help: up to our ears in farmer's cheese and vanilla beans!
We are up to our ears in farmer's cheese and vanilla beans. Any good recipes?
I use farmer's cheese in both sweet and savory dishes (and I believe you can use it as a substitute for cottage cheese); here are my staples:
- mix with orange zest, dried cranberries, and toasted walnuts for a crepe filling. A creammy vanilla sauce goes well here, too.
- mix with eggs, and rosemary (or any other herb), then bake in phyllo dough for a crispy savory pastry. Serve with yogurt.
- mix with eggs, flour, sugar, and vanilla, form into patties, then fry them. Serve with cherry preserves.
- mix with sour cream, scallions, and cucumbers, and make into a spread.
Let me know if you need more specifics. Enjoy!! BTW, where were you able to find so much farmer's cheese? I am jealous.....:)
Lucky you! :)
If you're adventurous, you can also try the Pashka or pasca - the Eastern European Easter bread (similar to panettone) that has a farmer's cheese filling (with raisins, orange, and lemon zest).
One tip about baking with farmer's cheese: it tends to leave a lot of liquid behind. When make the phyllo dough dish or the Pashka, I usually put a layer of farina in between the dough and the cheese to absorb all the excess liquid.
If you like old school cheesecake (w/ some texture & flavor unlike most creamcheese based recipes you see now) farmers cheese is the basic ingredient. :)
My favorite use for farmer's cheese is tomato tart:
I make buttermilk biscuit dough and press it into a tart pan. Bake it until golden. Spread a little Dukes mayo (I have too, I'm southern) and then top with a generous layer of farmer's cheese. Finally, lay multi colored heirloom tomatoes in concentric circles around the tart. Dot w/ some torn basil leaves and drizzle a bit of olive oil and a generous amount of kosher or fluer de sel.

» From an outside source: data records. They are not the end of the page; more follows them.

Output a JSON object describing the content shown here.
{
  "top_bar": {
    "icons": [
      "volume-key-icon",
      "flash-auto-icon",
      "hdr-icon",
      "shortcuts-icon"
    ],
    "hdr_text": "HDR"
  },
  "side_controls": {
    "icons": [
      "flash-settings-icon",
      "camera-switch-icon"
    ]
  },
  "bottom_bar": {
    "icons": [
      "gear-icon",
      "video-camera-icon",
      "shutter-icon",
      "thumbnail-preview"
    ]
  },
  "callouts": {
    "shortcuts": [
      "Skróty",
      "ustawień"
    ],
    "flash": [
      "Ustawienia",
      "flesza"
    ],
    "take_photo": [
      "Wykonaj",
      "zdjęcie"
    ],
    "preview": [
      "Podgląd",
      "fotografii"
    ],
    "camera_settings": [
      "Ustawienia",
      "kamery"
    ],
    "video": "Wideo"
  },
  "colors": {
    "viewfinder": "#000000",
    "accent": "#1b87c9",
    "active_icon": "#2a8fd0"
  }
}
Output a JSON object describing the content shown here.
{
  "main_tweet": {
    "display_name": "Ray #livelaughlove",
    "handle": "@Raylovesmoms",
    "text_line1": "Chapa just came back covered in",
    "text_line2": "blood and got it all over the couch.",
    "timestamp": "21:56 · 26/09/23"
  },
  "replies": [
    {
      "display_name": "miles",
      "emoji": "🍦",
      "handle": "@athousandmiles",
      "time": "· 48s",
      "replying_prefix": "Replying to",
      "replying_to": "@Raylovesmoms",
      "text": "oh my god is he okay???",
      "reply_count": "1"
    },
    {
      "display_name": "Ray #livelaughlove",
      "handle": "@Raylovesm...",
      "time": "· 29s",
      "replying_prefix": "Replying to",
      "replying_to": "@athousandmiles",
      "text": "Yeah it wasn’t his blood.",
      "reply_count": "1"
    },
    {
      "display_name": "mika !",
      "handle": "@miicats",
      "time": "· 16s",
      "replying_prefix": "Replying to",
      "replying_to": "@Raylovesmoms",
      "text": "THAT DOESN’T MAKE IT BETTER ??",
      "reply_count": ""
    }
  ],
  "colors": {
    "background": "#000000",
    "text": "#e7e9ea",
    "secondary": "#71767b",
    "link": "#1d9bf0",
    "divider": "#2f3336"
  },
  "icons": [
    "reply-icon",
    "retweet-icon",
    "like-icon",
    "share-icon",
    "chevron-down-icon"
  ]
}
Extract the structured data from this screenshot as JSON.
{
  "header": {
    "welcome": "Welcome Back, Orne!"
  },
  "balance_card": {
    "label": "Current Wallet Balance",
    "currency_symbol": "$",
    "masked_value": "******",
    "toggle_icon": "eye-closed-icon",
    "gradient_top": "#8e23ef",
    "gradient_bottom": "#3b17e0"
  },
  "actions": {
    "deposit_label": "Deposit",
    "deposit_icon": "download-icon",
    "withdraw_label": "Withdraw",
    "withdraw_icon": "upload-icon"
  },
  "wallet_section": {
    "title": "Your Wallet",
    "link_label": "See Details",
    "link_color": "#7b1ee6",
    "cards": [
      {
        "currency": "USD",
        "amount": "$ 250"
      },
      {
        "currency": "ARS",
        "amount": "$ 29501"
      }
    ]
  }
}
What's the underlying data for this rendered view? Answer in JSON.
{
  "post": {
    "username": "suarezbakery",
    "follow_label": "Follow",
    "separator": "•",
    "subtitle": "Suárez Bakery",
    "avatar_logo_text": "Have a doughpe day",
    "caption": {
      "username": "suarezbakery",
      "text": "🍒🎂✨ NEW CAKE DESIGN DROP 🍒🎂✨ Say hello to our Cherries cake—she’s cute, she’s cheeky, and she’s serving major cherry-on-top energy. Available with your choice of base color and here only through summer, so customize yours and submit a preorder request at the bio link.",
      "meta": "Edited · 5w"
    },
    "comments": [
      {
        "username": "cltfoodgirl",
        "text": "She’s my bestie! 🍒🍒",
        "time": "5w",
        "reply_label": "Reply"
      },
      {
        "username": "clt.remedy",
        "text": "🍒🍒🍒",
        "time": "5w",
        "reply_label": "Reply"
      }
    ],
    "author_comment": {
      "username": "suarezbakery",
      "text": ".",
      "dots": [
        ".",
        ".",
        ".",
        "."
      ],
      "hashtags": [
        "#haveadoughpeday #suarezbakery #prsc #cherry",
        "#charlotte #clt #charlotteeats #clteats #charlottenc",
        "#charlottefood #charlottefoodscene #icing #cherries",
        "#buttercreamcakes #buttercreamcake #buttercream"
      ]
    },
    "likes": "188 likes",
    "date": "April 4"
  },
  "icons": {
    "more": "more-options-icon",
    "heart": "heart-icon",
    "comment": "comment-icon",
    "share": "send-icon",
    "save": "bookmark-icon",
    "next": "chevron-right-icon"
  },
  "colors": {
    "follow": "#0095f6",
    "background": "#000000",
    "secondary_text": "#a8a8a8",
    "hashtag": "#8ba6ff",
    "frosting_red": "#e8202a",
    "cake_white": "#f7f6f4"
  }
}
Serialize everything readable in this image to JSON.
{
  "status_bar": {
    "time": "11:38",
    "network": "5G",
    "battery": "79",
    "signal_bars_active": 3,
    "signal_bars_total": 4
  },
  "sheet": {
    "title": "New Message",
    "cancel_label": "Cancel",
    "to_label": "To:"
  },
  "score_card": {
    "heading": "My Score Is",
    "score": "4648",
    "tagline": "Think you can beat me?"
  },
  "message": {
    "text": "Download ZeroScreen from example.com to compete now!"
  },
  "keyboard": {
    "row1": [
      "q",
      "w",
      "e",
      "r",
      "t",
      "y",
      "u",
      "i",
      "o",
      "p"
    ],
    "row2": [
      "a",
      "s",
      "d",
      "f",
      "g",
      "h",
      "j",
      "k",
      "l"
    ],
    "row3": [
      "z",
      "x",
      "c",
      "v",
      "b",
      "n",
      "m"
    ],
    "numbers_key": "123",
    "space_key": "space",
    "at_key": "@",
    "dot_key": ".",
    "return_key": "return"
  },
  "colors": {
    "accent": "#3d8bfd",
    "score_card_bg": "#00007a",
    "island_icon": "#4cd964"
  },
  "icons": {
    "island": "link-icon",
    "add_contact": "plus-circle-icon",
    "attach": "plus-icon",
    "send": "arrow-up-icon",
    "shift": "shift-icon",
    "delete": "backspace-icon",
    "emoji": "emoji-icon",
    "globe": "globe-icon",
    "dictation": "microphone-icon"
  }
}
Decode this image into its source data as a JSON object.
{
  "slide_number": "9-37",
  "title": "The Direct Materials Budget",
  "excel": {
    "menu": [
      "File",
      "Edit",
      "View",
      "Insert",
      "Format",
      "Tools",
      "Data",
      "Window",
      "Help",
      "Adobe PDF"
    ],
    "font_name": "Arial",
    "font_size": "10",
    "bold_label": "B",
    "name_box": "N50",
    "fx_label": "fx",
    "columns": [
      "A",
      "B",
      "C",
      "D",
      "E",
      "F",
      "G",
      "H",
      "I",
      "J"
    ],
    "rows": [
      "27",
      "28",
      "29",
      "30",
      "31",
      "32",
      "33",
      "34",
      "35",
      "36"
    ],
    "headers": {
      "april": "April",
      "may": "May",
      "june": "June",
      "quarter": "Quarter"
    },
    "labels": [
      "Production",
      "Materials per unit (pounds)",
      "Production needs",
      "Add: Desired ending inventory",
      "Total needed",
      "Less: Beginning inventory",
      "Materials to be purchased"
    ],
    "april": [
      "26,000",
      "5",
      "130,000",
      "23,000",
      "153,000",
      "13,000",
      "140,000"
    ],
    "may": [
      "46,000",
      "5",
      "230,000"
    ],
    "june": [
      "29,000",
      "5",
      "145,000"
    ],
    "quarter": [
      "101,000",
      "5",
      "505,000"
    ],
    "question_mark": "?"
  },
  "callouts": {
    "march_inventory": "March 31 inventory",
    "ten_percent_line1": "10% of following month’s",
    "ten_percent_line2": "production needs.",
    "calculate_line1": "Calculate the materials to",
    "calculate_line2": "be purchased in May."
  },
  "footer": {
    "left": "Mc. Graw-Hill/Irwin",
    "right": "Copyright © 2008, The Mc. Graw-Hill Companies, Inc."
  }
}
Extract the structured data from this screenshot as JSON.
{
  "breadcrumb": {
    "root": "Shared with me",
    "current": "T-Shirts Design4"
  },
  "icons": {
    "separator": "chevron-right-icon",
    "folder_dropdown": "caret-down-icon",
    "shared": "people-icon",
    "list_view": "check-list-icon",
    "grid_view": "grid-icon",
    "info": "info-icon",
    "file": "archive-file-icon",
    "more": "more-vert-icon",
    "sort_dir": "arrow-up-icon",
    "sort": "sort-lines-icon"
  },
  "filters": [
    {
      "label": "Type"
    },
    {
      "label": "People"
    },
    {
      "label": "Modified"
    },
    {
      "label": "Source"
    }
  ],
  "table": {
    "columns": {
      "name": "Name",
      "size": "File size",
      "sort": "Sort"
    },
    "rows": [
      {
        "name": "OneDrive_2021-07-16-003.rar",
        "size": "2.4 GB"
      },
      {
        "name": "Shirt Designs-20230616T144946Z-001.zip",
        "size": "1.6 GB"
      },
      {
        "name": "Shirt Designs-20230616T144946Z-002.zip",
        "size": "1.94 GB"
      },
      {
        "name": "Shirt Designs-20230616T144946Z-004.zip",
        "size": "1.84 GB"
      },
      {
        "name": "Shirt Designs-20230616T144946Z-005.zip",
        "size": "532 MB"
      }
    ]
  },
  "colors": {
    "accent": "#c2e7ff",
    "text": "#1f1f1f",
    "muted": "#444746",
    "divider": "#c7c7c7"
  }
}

No help with recipes (although my favorite use for vanilla beans is fresh vanilla ice cream, creme brulee, or panna cotta to showcase those speckles - then vanilla sugar) but vanilla beans keep pretty well if you can vacuum seal them. Short of that, I've also packaged them up, in bundles of 4, in that Press 'n Seal wrap, then rolled into a Ziploc bag in the pantry. I pulled one out that had been sitting there for months and it was still soft and pliable. If you don't put them into bags, though, they do tend to dry out a little.